- Claim of right (R v Williams );
- Mistaken belief (Jaggard v Dickinson );
- Provocation (for offences committed prior to 23 November 2005) (R v McCullagh (No 3) (2007)); and
- Mental impairment ( R v Stones (1955); R v Connolly (1958)).
Intoxication in Victorian Statute
In Victoria, the statute law regarding intoxication works in unison with the common law.
Section 322T of the Crimes Act 1958 (Vic) legislates the effect that intoxication has in relation to specific statutory defences, being:
- Self-defence (s322K);
- Duress (s322O); and
- Sudden or extraordinary emergency (s322R).
However, it should be noted that this section only applies to any offence committed on or after 1 November 2014.
In particular, section 322T(2)-(4) applies to the ‘reasonable belief’ or ‘reasonable response’ elements of those defences. That is:
- If any part of the defence requires the accused to have had a ‘reasonable belief’, in determining whether the ‘reasonable belief’ existed, the court must have regard to the standard of a reasonable person who is not intoxicated; and
- If any part of the defence requires the accused to have had a ‘reasonable response, in determining whether the response was reasonable, the court must have regard to the standard of a reasonable person who is not intoxicated.
However, if the accused’s intoxication was not self-induced, the court must have regard to the standard of a reasonable person intoxicated to the same extent, when determining whether a reasonable belief existed or whether the response was reasonable.
Essentially, this means that when assessing the ‘reasonable belief’ or ‘reasonable response’ of the accused in a case of self-induced intoxication, the accused’s level of intoxication must not be taken into account by the trier of fact (the Magistrate, Judge or Jury). Instead, the trier of fact must consider what a reasonable sober person might have believed and/or how they would have responded, were they in the position of the accused. The only exception to this is when the accused’s intoxication was not self-induced; in which case, the relevant standard is a reasonable person intoxicated to the same extent as the accused.
Note that section 322T does not affect the court’s assessment of the accused’s subjective beliefs. For example, intoxication must be taken into account when assessing whether or not the accused believed their actions were necessary in self-defence. The section is only relevant in determining whether or not the accused’s belief and response was reasonable.

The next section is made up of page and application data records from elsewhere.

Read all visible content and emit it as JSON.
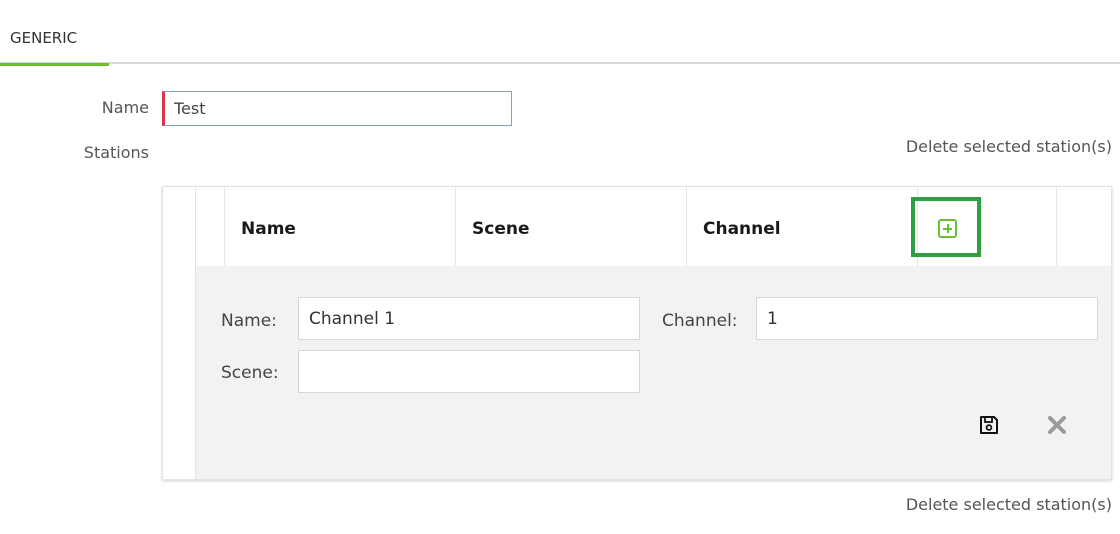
{
  "tabs": [
    {
      "label": "GENERIC",
      "active": true
    }
  ],
  "form": {
    "name_label": "Name",
    "name_value": "Test",
    "stations_label": "Stations"
  },
  "actions": {
    "delete_selected_label": "Delete selected station(s)"
  },
  "grid": {
    "columns": [
      "Name",
      "Scene",
      "Channel"
    ],
    "add_icon": "plus-square-icon"
  },
  "edit_row": {
    "name_label": "Name:",
    "name_value": "Channel 1",
    "scene_label": "Scene:",
    "scene_value": "",
    "channel_label": "Channel:",
    "channel_value": "1",
    "save_icon": "floppy-disk-icon",
    "cancel_icon": "close-x-icon"
  },
  "colors": {
    "accent": "#6cbf2f",
    "highlight": "#2ea043",
    "required": "#d6374b"
  }
}
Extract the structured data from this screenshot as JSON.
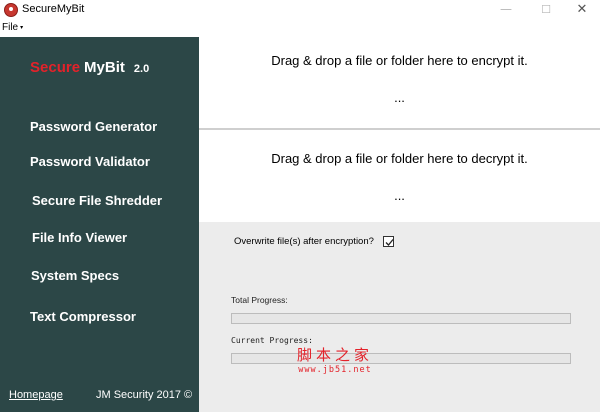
{
  "window": {
    "title": "SecureMyBit",
    "minimize_glyph": "—",
    "maximize_glyph": "☐",
    "close_glyph": "✕"
  },
  "menu": {
    "file_label": "File",
    "file_arrow": "▾"
  },
  "sidebar": {
    "brand_part1": "Secure",
    "brand_part2": "MyBit",
    "version": "2.0",
    "items": [
      {
        "label": "Password Generator"
      },
      {
        "label": "Password Validator"
      },
      {
        "label": "Secure File Shredder"
      },
      {
        "label": "File Info Viewer"
      },
      {
        "label": "System Specs"
      },
      {
        "label": "Text Compressor"
      }
    ],
    "homepage_label": "Homepage",
    "copyright": "JM Security 2017 ©"
  },
  "encrypt_zone": {
    "text": "Drag & drop a file or folder here to encrypt it.",
    "status": "..."
  },
  "decrypt_zone": {
    "text": "Drag & drop a file or folder here to decrypt it.",
    "status": "..."
  },
  "options": {
    "overwrite_label": "Overwrite file(s) after encryption?",
    "overwrite_checked": true
  },
  "progress": {
    "total_label": "Total Progress:",
    "total_value": 0,
    "current_label": "Current Progress:",
    "current_value": 0
  },
  "watermark": {
    "chinese": "脚本之家",
    "url": "www.jb51.net"
  },
  "colors": {
    "sidebar_bg": "#2c4747",
    "brand_red": "#e3222a",
    "panel_bg": "#ececec"
  }
}
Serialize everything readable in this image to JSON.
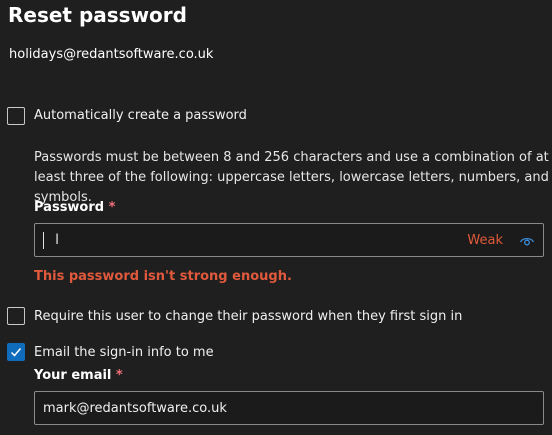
{
  "page": {
    "title": "Reset password",
    "user_email": "holidays@redantsoftware.co.uk"
  },
  "auto_create": {
    "label": "Automatically create a password",
    "checked": false
  },
  "password_help": "Passwords must be between 8 and 256 characters and use a combination of at least three of the following: uppercase letters, lowercase letters, numbers, and symbols.",
  "password_field": {
    "label": "Password",
    "required_mark": "*",
    "value": "",
    "strength": "Weak",
    "strength_color": "#e05a3a",
    "reveal_icon": "eye-icon",
    "error": "This password isn't strong enough."
  },
  "require_change": {
    "label": "Require this user to change their password when they first sign in",
    "checked": false
  },
  "email_signin": {
    "label": "Email the sign-in info to me",
    "checked": true
  },
  "your_email": {
    "label": "Your email",
    "required_mark": "*",
    "value": "mark@redantsoftware.co.uk"
  },
  "colors": {
    "background": "#1f1f1f",
    "accent": "#0f6cbd",
    "error": "#e0593c",
    "required": "#f1707b"
  }
}
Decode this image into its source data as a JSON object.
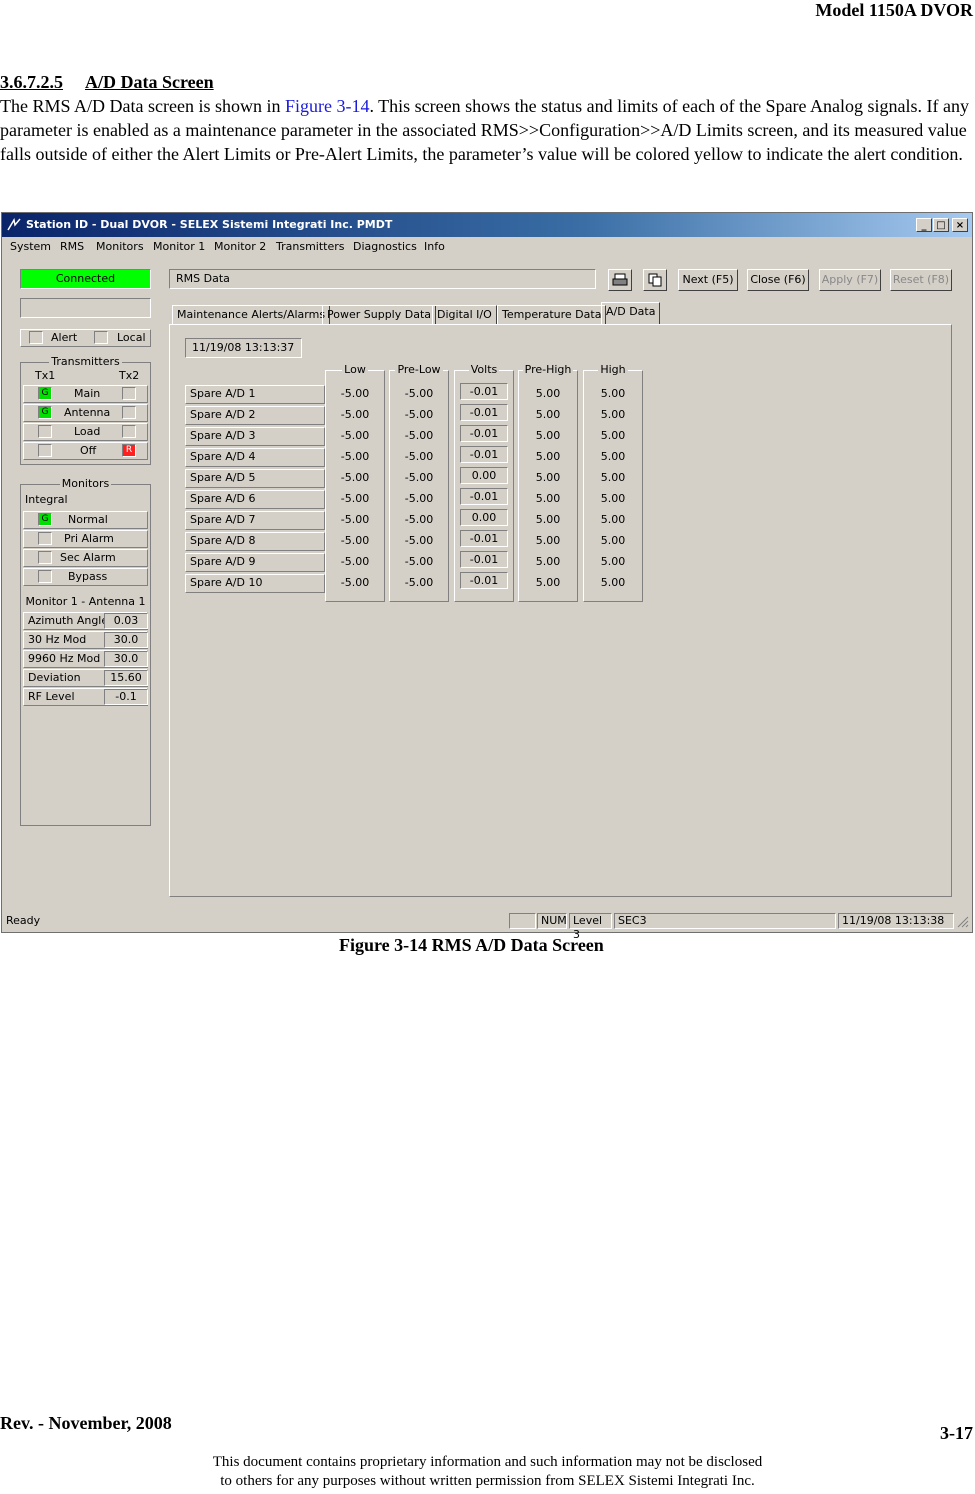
{
  "page_header": "Model 1150A DVOR",
  "section": {
    "number": "3.6.7.2.5",
    "title": "A/D Data Screen"
  },
  "paragraph": {
    "before_link": "The RMS A/D Data screen is shown in ",
    "link": "Figure 3-14",
    "after_link": ". This screen shows the status and limits of each of the Spare Analog signals. If any parameter is enabled as a maintenance parameter in the associated RMS>>Configuration>>A/D Limits screen, and its measured value falls outside of either the Alert Limits or Pre-Alert Limits, the parameter’s value will be colored yellow to indicate the alert condition."
  },
  "window": {
    "title": "Station ID - Dual DVOR - SELEX Sistemi Integrati Inc. PMDT",
    "title_buttons": [
      "_",
      "□",
      "×"
    ],
    "menu": [
      "System",
      "RMS",
      "Monitors",
      "Monitor 1",
      "Monitor 2",
      "Transmitters",
      "Diagnostics",
      "Info"
    ],
    "connection_status": "Connected",
    "screen_name": "RMS Data",
    "buttons": {
      "print_icon": "printer-icon",
      "copy_icon": "copy-icon",
      "next": "Next (F5)",
      "close": "Close (F6)",
      "apply": "Apply (F7)",
      "reset": "Reset (F8)"
    },
    "alert_label": "Alert",
    "local_label": "Local",
    "transmitters": {
      "legend": "Transmitters",
      "tx1": "Tx1",
      "tx2": "Tx2",
      "rows": [
        {
          "label": "Main",
          "left": "G",
          "right": ""
        },
        {
          "label": "Antenna",
          "left": "G",
          "right": ""
        },
        {
          "label": "Load",
          "left": "",
          "right": ""
        },
        {
          "label": "Off",
          "left": "",
          "right": "R"
        }
      ]
    },
    "monitors": {
      "legend": "Monitors",
      "integral": "Integral",
      "rows": [
        {
          "label": "Normal",
          "ind": "G"
        },
        {
          "label": "Pri Alarm",
          "ind": ""
        },
        {
          "label": "Sec Alarm",
          "ind": ""
        },
        {
          "label": "Bypass",
          "ind": ""
        }
      ],
      "antenna_title": "Monitor 1 - Antenna 1",
      "measurements": [
        {
          "label": "Azimuth Angle",
          "value": "0.03"
        },
        {
          "label": "30 Hz Mod",
          "value": "30.0"
        },
        {
          "label": "9960 Hz Mod",
          "value": "30.0"
        },
        {
          "label": "Deviation",
          "value": "15.60"
        },
        {
          "label": "RF Level",
          "value": "-0.1"
        }
      ]
    },
    "tabs": [
      "Maintenance Alerts/Alarms",
      "Power Supply Data",
      "Digital I/O",
      "Temperature Data",
      "A/D Data"
    ],
    "active_tab": "A/D Data",
    "timestamp": "11/19/08 13:13:37",
    "table": {
      "columns": [
        "Low",
        "Pre-Low",
        "Volts",
        "Pre-High",
        "High"
      ],
      "rows": [
        {
          "name": "Spare A/D 1",
          "low": "-5.00",
          "prelow": "-5.00",
          "volts": "-0.01",
          "prehigh": "5.00",
          "high": "5.00"
        },
        {
          "name": "Spare A/D 2",
          "low": "-5.00",
          "prelow": "-5.00",
          "volts": "-0.01",
          "prehigh": "5.00",
          "high": "5.00"
        },
        {
          "name": "Spare A/D 3",
          "low": "-5.00",
          "prelow": "-5.00",
          "volts": "-0.01",
          "prehigh": "5.00",
          "high": "5.00"
        },
        {
          "name": "Spare A/D 4",
          "low": "-5.00",
          "prelow": "-5.00",
          "volts": "-0.01",
          "prehigh": "5.00",
          "high": "5.00"
        },
        {
          "name": "Spare A/D 5",
          "low": "-5.00",
          "prelow": "-5.00",
          "volts": "0.00",
          "prehigh": "5.00",
          "high": "5.00"
        },
        {
          "name": "Spare A/D 6",
          "low": "-5.00",
          "prelow": "-5.00",
          "volts": "-0.01",
          "prehigh": "5.00",
          "high": "5.00"
        },
        {
          "name": "Spare A/D 7",
          "low": "-5.00",
          "prelow": "-5.00",
          "volts": "0.00",
          "prehigh": "5.00",
          "high": "5.00"
        },
        {
          "name": "Spare A/D 8",
          "low": "-5.00",
          "prelow": "-5.00",
          "volts": "-0.01",
          "prehigh": "5.00",
          "high": "5.00"
        },
        {
          "name": "Spare A/D 9",
          "low": "-5.00",
          "prelow": "-5.00",
          "volts": "-0.01",
          "prehigh": "5.00",
          "high": "5.00"
        },
        {
          "name": "Spare A/D 10",
          "low": "-5.00",
          "prelow": "-5.00",
          "volts": "-0.01",
          "prehigh": "5.00",
          "high": "5.00"
        }
      ]
    },
    "statusbar": {
      "ready": "Ready",
      "num": "NUM",
      "level": "Level 3",
      "sec": "SEC3",
      "time": "11/19/08 13:13:38"
    }
  },
  "caption": "Figure 3-14  RMS A/D Data Screen",
  "footer": {
    "revision": "Rev. -  November, 2008",
    "page": "3-17",
    "notice_line1": "This document contains proprietary information and such information may not be disclosed",
    "notice_line2": "to others for any purposes without written permission from SELEX Sistemi Integrati Inc."
  }
}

Under the Act, intoxication may be because of alcohol, a drug or any other substance (e.g. glue or petrol). Section 322T(5) states that intoxication is considered self-induced unless it came about:
- Because of fraud, sudden or extraordinary emergency, accident, reasonable mistake, duress or force;
- From the use of a drug for which a prescription is required and that was used in accordance with the directions of the person who prescribed it; or
- From the use of a drug for which no prescription is required and that was used for a purpose, and in accordance with the dosage level, recommended by the manufacturer.
It is the responsibility of the defendant to raise evidence which proves that the accused’s intoxication was not self-induced. Once such evidence is raised, the prosecution carries the onus of proving beyond a reasonable doubt that the accused’s intoxication was not self-induced. If the prosecution fails to do so, the standard when assessing the ‘reasonable belief’ and ‘reasonable response’ of the accused must be that of a reasonable person intoxicated to the same extent as the accused.